We begin with one of the most talked about subjects in photography, aperture. Aperture is the opening in the lens through which light travels through. The size of the opening can be adjusted to let more or less light in. The larger the aperture, the more light hits the sensor and the smaller the aperture, the less light will hit the sensor.
It might be easier to think about the aperture like the pupil of a human eye. The iris of your eye (which is the colored part of your eye around the pupil) expands and contracts, controlling the size of the pupil. The smaller the pupil, the less light can hit the retina. The camera works in a very similar way. The smaller the aperture, the less light that can hit the sensor.
The aperture is measured in f-stops.

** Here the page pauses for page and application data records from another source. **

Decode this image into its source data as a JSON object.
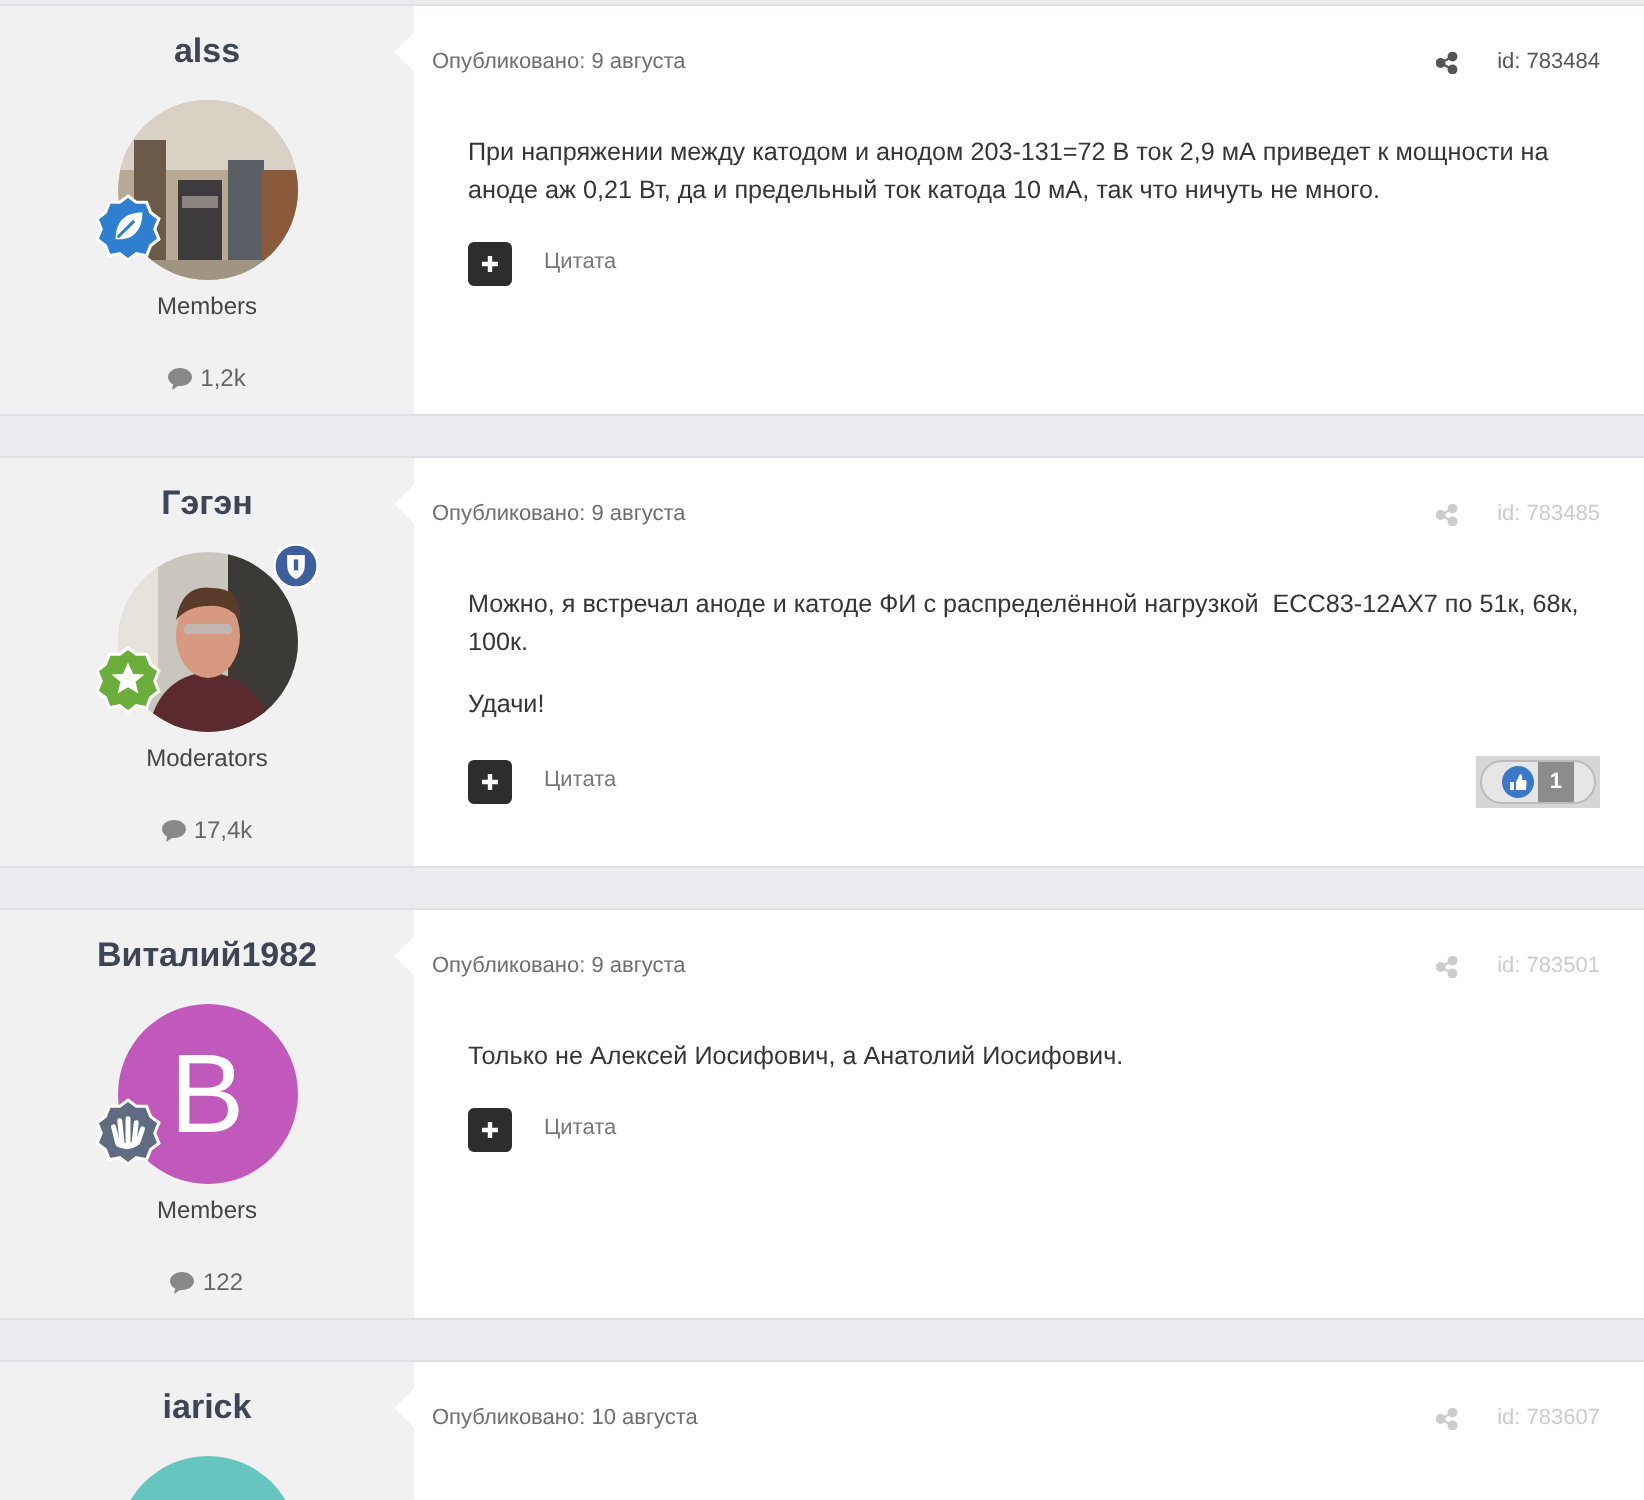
{
  "posts": [
    {
      "author": "alss",
      "avatar": {
        "kind": "picture"
      },
      "badge": {
        "kind": "leaf",
        "color": "#2f7fd0"
      },
      "moderator": false,
      "role": "Members",
      "post_count": "1,2k",
      "published": "Опубликовано: 9 августа",
      "id": "id: 783484",
      "meta_highlighted": true,
      "paragraphs": [
        "При напряжении между катодом и анодом 203-131=72 В ток 2,9 мА приведет к мощности на аноде аж 0,21 Вт, да и предельный ток катода 10 мА, так что ничуть не много."
      ],
      "quote": "Цитата"
    },
    {
      "author": "Гэгэн",
      "avatar": {
        "kind": "picture"
      },
      "badge": {
        "kind": "star",
        "color": "#6cae3c"
      },
      "moderator": true,
      "role": "Moderators",
      "post_count": "17,4k",
      "published": "Опубликовано: 9 августа",
      "id": "id: 783485",
      "meta_highlighted": false,
      "paragraphs": [
        "Можно, я встречал аноде и катоде ФИ с распределённой нагрузкой  ECC83-12AX7 по 51к, 68к, 100к.",
        "Удачи!"
      ],
      "quote": "Цитата",
      "reaction": {
        "count": "1"
      }
    },
    {
      "author": "Виталий1982",
      "avatar": {
        "kind": "letter",
        "letter": "В",
        "color": "#c159bc"
      },
      "badge": {
        "kind": "hand",
        "color": "#5f6b80"
      },
      "moderator": false,
      "role": "Members",
      "post_count": "122",
      "published": "Опубликовано: 9 августа",
      "id": "id: 783501",
      "meta_highlighted": false,
      "paragraphs": [
        "Только не Алексей Иосифович, а Анатолий Иосифович."
      ],
      "quote": "Цитата"
    },
    {
      "author": "iarick",
      "avatar": {
        "kind": "letter",
        "color": "#66c5bf"
      },
      "moderator": false,
      "published": "Опубликовано: 10 августа",
      "id": "id: 783607",
      "meta_highlighted": false
    }
  ]
}
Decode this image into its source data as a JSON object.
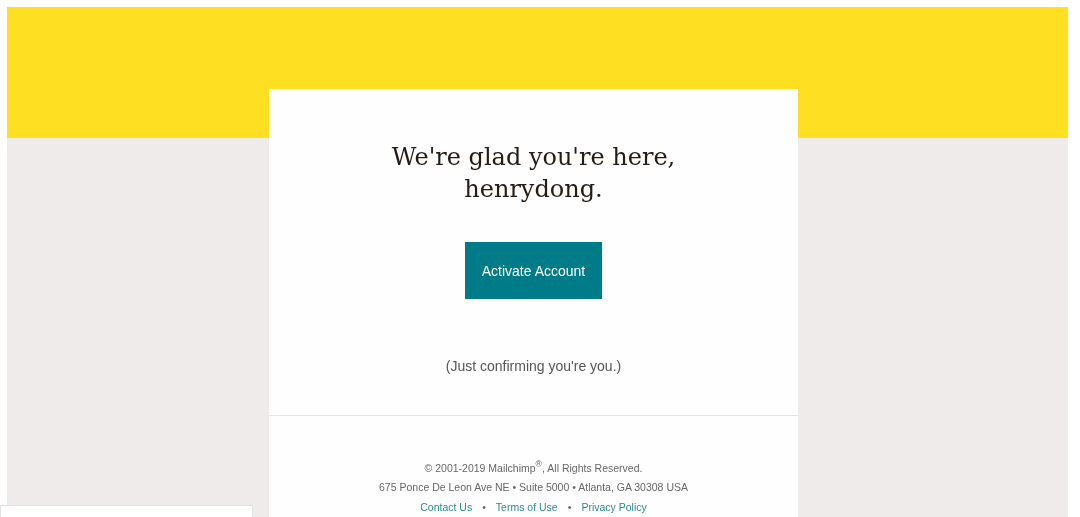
{
  "heading": [
    "We're glad you're here,",
    "henrydong."
  ],
  "button": {
    "label": "Activate Account"
  },
  "note": "(Just confirming you're you.)",
  "footer": {
    "copyright": "© 2001-2019 Mailchimp$^{®}$, All Rights Reserved.",
    "address": "675 Ponce De Leon Ave NE • Suite 5000 • Atlanta, GA 30308 USA",
    "links": [
      "Contact Us",
      "Terms of Use",
      "Privacy Policy"
    ],
    "separator": "•"
  }
}
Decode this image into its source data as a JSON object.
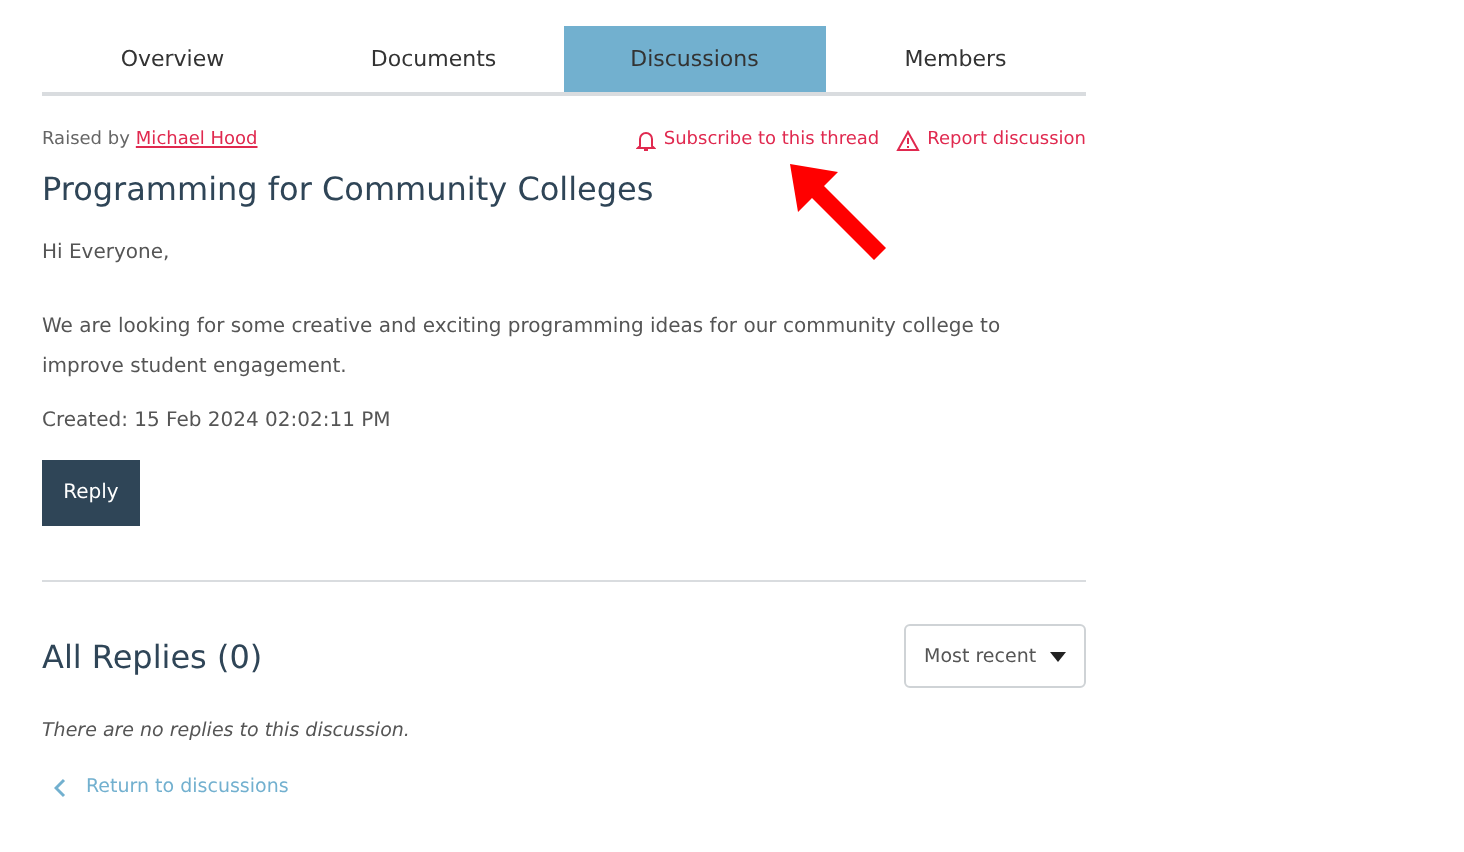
{
  "tabs": [
    {
      "label": "Overview",
      "selected": false
    },
    {
      "label": "Documents",
      "selected": false
    },
    {
      "label": "Discussions",
      "selected": true
    },
    {
      "label": "Members",
      "selected": false
    }
  ],
  "discussion": {
    "raised_by_label": "Raised by",
    "author": "Michael Hood",
    "subscribe": "Subscribe to this thread",
    "report": "Report discussion",
    "title": "Programming for Community Colleges",
    "body": [
      "Hi Everyone,",
      "We are looking for some creative and exciting programming ideas for our community college to improve student engagement."
    ],
    "created": "Created: 15 Feb 2024 02:02:11 PM",
    "reply_button": "Reply"
  },
  "replies": {
    "heading": "All Replies (0)",
    "sort": "Most recent",
    "empty": "There are no replies to this discussion.",
    "back_link": "Return to discussions"
  }
}
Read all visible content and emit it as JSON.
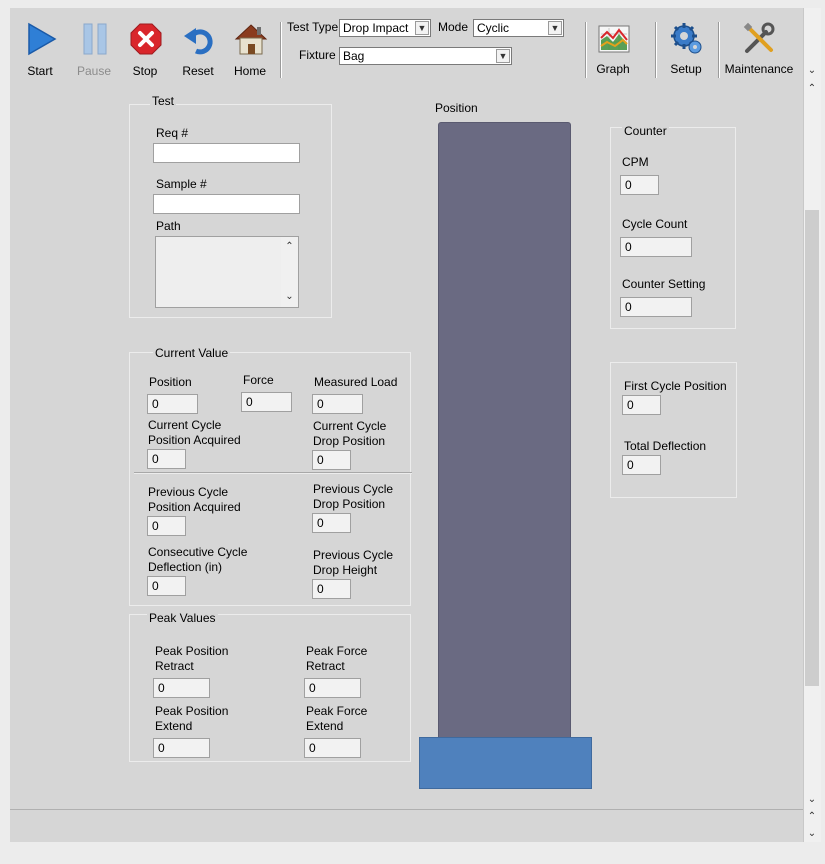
{
  "toolbar": {
    "buttons": [
      {
        "label": "Start",
        "icon": "play-icon",
        "enabled": true
      },
      {
        "label": "Pause",
        "icon": "pause-icon",
        "enabled": false
      },
      {
        "label": "Stop",
        "icon": "stop-icon",
        "enabled": true
      },
      {
        "label": "Reset",
        "icon": "reset-icon",
        "enabled": true
      },
      {
        "label": "Home",
        "icon": "home-icon",
        "enabled": true
      }
    ],
    "test_type_label": "Test Type",
    "test_type_value": "Drop Impact",
    "mode_label": "Mode",
    "mode_value": "Cyclic",
    "fixture_label": "Fixture",
    "fixture_value": "Bag",
    "graph_label": "Graph",
    "setup_label": "Setup",
    "maintenance_label": "Maintenance"
  },
  "test_group": {
    "title": "Test",
    "req_label": "Req #",
    "req_value": "",
    "sample_label": "Sample #",
    "sample_value": "",
    "path_label": "Path",
    "path_value": ""
  },
  "current_value": {
    "title": "Current Value",
    "position_label": "Position",
    "position_value": "0",
    "force_label": "Force",
    "force_value": "0",
    "measured_load_label": "Measured Load",
    "measured_load_value": "0",
    "ccpa_label_1": "Current Cycle",
    "ccpa_label_2": "Position Acquired",
    "ccpa_value": "0",
    "ccdp_label_1": "Current Cycle",
    "ccdp_label_2": "Drop Position",
    "ccdp_value": "0",
    "pcpa_label_1": "Previous Cycle",
    "pcpa_label_2": "Position Acquired",
    "pcpa_value": "0",
    "pcdp_label_1": "Previous Cycle",
    "pcdp_label_2": "Drop Position",
    "pcdp_value": "0",
    "ccd_label_1": "Consecutive Cycle",
    "ccd_label_2": "Deflection (in)",
    "ccd_value": "0",
    "pcdh_label_1": "Previous Cycle",
    "pcdh_label_2": "Drop Height",
    "pcdh_value": "0"
  },
  "peak_values": {
    "title": "Peak Values",
    "ppr_label_1": "Peak Position",
    "ppr_label_2": "Retract",
    "ppr_value": "0",
    "pfr_label_1": "Peak Force",
    "pfr_label_2": "Retract",
    "pfr_value": "0",
    "ppe_label_1": "Peak Position",
    "ppe_label_2": "Extend",
    "ppe_value": "0",
    "pfe_label_1": "Peak Force",
    "pfe_label_2": "Extend",
    "pfe_value": "0"
  },
  "position_indicator": {
    "label": "Position",
    "bar_color": "#6a6a82",
    "base_color": "#4f81bd"
  },
  "counter": {
    "title": "Counter",
    "cpm_label": "CPM",
    "cpm_value": "0",
    "cycle_count_label": "Cycle Count",
    "cycle_count_value": "0",
    "counter_setting_label": "Counter Setting",
    "counter_setting_value": "0"
  },
  "deflection": {
    "first_cycle_position_label": "First Cycle Position",
    "first_cycle_position_value": "0",
    "total_deflection_label": "Total Deflection",
    "total_deflection_value": "0"
  }
}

When you change the f-stop on your settings, you change the size of the opening in the camera. Here is the tricky part of aperture that might take some getting used to: the higher the f-stop number is, the smaller the opening. The smaller the f-stop is, the larger the opening.
This image from Wikipedia gives a look at f-stops. The size of the circle represents the size of the lens of the aperture. As you can see, the larger f-stop number, f/8, has a smaller aperture.
It might take some practice remembering that but for now just remember that the larger the number, the smaller the opening.
So how does aperture effect a photo? The aperture controls the depth of field of a photo, which is the amount of the photo that is in sharp focus. Have you ever seen a photo where the background of the photo is slightly blurred but the subject in the foreground is in sharp focus? That’s a shallow depth of field. A large depth of field is when the the entire scene is in sharp focus.
Let’s look at some examples. In this photo, there is a small or narrow depth of field, as the players are in focus but the fans and the fans are out of focus.
But in this photo, there is larger or wider depth of field. Even the players in the back are just as much in focus as the players closer to the camera.
The difference of these two photos depend on the aperture. So how can you change the aperture and create these different photos?
First you want to find the aperture of your lens. All lenses have a maximum and minimum aperture size and you will find these sizes printed on your lens. Older lenses have an aperture ring that you need to turn to adjust the aperture. You will see the numbers on the lens and you will adjust the ring to match the aperture you would like to set.
However, most modern don’t have aperture rings and instead, you set the aperture in the camera. The aperture can be set in Manual or Aperture priority mode. Aperture is designated on your screen as the number with the F in front of it.
Once you have found the right mode and adjusted the aperture, you can experiment shooting in different f-stops to capture different depth of field. Remember, if you want a particular subject to be in sharp focus, you would use a smaller aperture number. This isolates the foreground from the background making the foreground objects look sharper and the background blurred.
But if you want a wide or large depth of field, where most of the photo is in focus, like in the second photo, you would use a larger aperture number. This allows the image be in sharp focus from front to back with no blur.
Aperture also works together with shutter speed and ISO to create exposure but we’ll talk about that in a future post. For now, we recommend experimenting with the different aperture sizes to see how it makes a difference in your photos.
Be sure to check back for more blogs about the different camera settings for great sports photography or sign up to receive our blogs by email!